## INFORMATION
++++

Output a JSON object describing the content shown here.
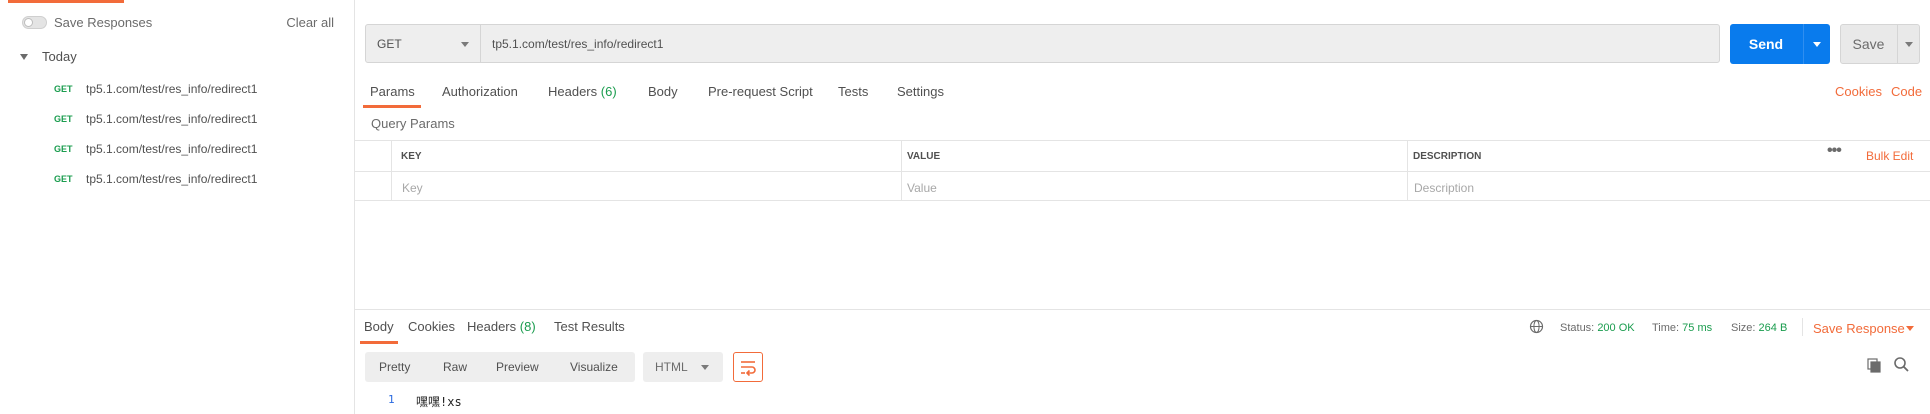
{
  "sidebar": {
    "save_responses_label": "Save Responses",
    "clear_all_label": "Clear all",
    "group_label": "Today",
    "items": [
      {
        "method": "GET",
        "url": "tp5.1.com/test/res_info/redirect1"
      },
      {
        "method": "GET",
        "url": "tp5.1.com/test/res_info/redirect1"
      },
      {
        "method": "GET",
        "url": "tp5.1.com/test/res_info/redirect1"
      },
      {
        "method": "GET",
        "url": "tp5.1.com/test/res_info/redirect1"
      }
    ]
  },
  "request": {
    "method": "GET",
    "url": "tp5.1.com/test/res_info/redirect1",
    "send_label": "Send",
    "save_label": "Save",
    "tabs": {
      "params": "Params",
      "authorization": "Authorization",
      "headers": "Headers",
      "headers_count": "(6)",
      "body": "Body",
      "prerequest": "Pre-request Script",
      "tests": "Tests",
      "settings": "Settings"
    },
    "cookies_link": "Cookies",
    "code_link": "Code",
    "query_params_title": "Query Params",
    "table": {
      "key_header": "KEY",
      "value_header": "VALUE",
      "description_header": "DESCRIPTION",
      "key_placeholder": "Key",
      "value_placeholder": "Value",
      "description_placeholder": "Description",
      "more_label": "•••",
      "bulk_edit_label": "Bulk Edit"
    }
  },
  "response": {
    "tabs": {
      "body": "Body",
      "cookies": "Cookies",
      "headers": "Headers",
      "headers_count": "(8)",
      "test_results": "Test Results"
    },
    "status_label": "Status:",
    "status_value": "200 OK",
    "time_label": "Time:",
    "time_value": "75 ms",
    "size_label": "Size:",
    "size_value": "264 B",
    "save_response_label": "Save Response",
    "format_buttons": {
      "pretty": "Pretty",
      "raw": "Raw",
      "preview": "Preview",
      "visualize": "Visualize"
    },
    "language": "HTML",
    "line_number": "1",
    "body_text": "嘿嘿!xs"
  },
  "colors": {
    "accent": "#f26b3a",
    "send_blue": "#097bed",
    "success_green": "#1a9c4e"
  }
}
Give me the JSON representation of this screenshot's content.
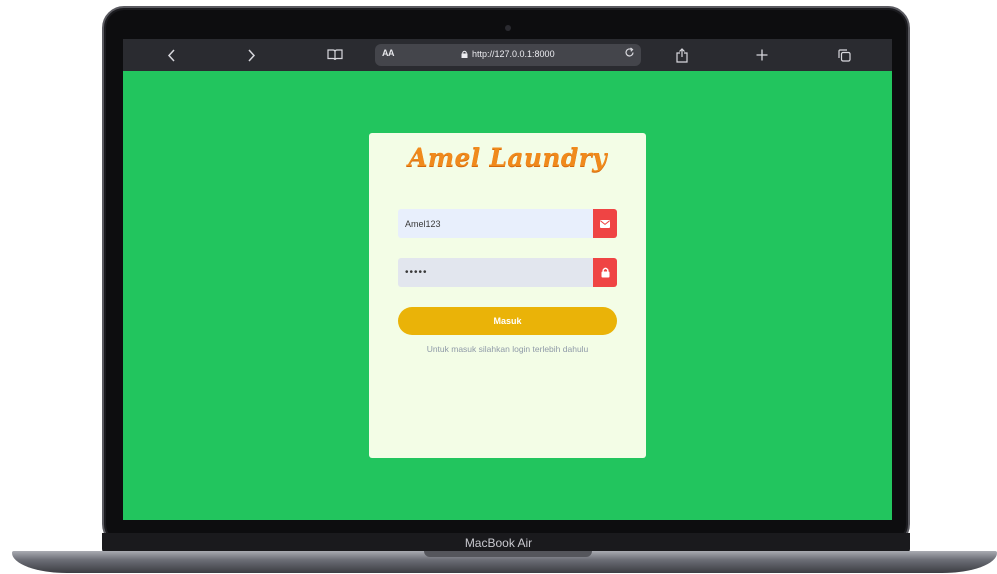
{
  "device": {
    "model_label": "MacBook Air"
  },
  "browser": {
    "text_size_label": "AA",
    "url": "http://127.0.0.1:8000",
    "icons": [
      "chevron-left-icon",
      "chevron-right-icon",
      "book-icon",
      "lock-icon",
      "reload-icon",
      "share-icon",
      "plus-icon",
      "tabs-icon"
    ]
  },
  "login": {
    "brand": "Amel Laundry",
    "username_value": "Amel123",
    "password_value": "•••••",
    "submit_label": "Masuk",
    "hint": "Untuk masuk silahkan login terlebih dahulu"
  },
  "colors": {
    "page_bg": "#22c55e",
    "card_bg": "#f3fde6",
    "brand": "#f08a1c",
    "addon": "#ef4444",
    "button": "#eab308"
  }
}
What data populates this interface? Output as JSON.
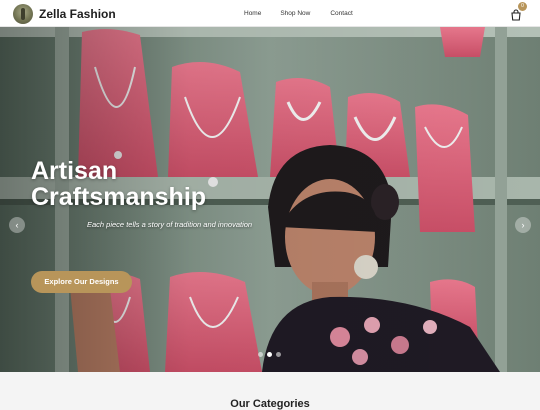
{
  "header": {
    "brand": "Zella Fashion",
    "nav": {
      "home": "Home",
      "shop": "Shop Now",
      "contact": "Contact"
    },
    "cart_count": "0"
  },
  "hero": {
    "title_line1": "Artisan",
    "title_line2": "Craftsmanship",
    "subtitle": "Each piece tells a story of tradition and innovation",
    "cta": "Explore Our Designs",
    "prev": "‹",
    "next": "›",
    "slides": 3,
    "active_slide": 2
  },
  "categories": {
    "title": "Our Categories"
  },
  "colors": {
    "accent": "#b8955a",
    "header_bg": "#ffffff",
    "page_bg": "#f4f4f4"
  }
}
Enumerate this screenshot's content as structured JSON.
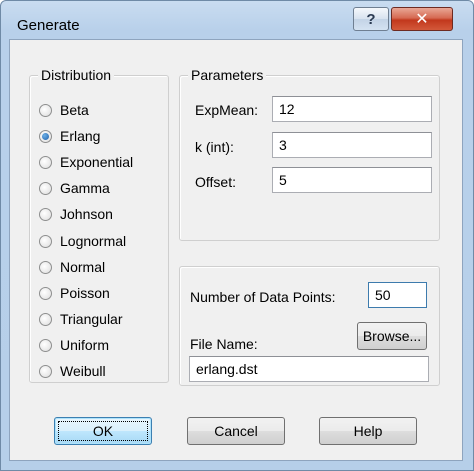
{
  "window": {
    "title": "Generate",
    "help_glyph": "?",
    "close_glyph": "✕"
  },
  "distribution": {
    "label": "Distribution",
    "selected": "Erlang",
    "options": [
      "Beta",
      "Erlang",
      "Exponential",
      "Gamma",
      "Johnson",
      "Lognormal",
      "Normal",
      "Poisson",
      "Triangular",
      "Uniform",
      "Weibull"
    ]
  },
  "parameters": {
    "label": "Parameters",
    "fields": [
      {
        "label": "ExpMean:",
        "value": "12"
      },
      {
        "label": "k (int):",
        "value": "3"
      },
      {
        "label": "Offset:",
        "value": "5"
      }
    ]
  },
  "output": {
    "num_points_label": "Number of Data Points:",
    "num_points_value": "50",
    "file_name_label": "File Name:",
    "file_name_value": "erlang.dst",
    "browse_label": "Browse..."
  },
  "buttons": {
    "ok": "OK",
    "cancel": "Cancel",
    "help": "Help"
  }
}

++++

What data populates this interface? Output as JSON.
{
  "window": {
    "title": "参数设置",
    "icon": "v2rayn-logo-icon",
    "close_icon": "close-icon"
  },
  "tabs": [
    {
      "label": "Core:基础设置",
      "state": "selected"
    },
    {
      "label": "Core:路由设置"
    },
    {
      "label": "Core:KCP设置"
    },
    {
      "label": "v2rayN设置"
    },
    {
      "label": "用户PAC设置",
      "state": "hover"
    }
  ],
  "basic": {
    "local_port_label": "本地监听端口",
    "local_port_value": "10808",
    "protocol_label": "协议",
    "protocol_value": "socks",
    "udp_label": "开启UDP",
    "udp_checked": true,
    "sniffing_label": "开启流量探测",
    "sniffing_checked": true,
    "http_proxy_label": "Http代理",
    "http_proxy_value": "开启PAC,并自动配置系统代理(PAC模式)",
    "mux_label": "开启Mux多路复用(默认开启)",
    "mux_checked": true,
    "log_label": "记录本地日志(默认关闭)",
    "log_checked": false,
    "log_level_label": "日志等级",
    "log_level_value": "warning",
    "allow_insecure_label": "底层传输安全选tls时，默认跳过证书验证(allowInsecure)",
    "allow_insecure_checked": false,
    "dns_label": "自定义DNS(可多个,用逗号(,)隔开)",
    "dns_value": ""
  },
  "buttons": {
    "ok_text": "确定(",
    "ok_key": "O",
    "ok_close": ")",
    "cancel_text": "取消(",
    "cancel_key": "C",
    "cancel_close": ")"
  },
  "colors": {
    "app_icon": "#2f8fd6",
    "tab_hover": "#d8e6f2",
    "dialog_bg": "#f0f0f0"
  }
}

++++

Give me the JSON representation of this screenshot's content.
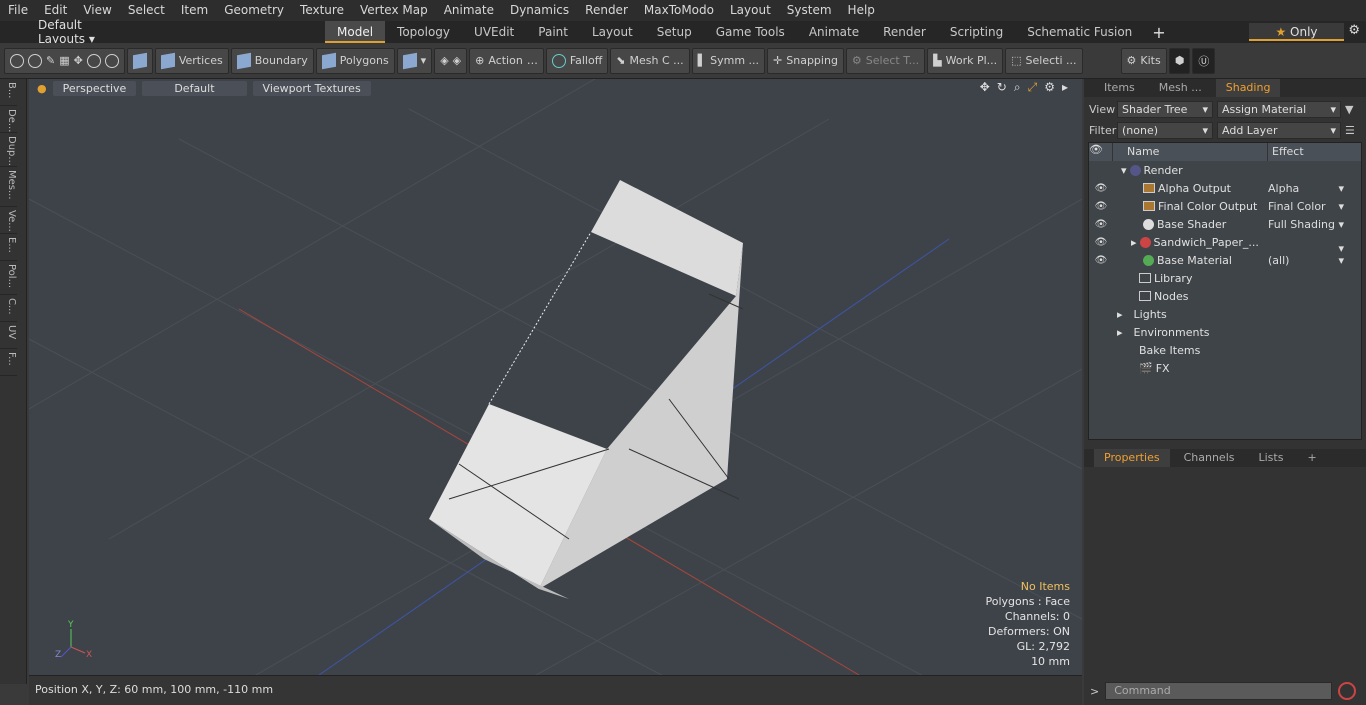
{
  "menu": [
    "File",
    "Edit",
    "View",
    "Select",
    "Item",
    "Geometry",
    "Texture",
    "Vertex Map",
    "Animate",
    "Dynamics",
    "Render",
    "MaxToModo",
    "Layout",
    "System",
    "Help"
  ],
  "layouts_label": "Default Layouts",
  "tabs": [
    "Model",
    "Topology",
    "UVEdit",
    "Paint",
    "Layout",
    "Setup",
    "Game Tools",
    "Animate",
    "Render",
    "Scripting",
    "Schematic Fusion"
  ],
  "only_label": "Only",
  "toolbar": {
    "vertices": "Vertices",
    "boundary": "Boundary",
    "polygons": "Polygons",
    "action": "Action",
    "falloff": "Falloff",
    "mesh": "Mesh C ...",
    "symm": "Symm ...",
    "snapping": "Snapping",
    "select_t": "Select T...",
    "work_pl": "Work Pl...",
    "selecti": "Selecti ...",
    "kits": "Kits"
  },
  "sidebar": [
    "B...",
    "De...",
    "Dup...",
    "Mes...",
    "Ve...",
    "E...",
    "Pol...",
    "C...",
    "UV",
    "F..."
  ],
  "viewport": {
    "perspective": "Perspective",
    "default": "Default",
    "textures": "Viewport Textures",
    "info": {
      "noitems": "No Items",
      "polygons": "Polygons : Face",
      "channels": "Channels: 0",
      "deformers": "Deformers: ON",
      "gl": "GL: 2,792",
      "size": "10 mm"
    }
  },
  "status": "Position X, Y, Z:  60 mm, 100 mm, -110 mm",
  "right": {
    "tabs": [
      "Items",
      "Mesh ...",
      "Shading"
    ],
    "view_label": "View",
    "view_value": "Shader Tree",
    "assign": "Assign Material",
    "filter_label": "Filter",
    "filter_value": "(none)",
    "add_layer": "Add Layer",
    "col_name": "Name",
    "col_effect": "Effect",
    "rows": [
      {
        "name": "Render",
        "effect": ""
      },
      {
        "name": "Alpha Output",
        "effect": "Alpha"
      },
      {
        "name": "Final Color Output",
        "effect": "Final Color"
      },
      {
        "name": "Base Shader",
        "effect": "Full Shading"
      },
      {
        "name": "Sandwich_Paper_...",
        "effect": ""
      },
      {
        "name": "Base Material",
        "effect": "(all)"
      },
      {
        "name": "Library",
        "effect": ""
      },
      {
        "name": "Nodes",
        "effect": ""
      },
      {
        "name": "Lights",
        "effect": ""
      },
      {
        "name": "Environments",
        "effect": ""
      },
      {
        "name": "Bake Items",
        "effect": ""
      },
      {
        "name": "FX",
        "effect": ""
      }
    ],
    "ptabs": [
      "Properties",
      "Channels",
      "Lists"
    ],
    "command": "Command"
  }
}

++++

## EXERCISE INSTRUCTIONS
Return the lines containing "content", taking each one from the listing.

## REPLY
Output a JSON object describing the content shown here.
Give me the JSON representation of this screenshot's content.
Enumerate this screenshot's content as structured JSON.
Give me the JSON representation of this screenshot's content.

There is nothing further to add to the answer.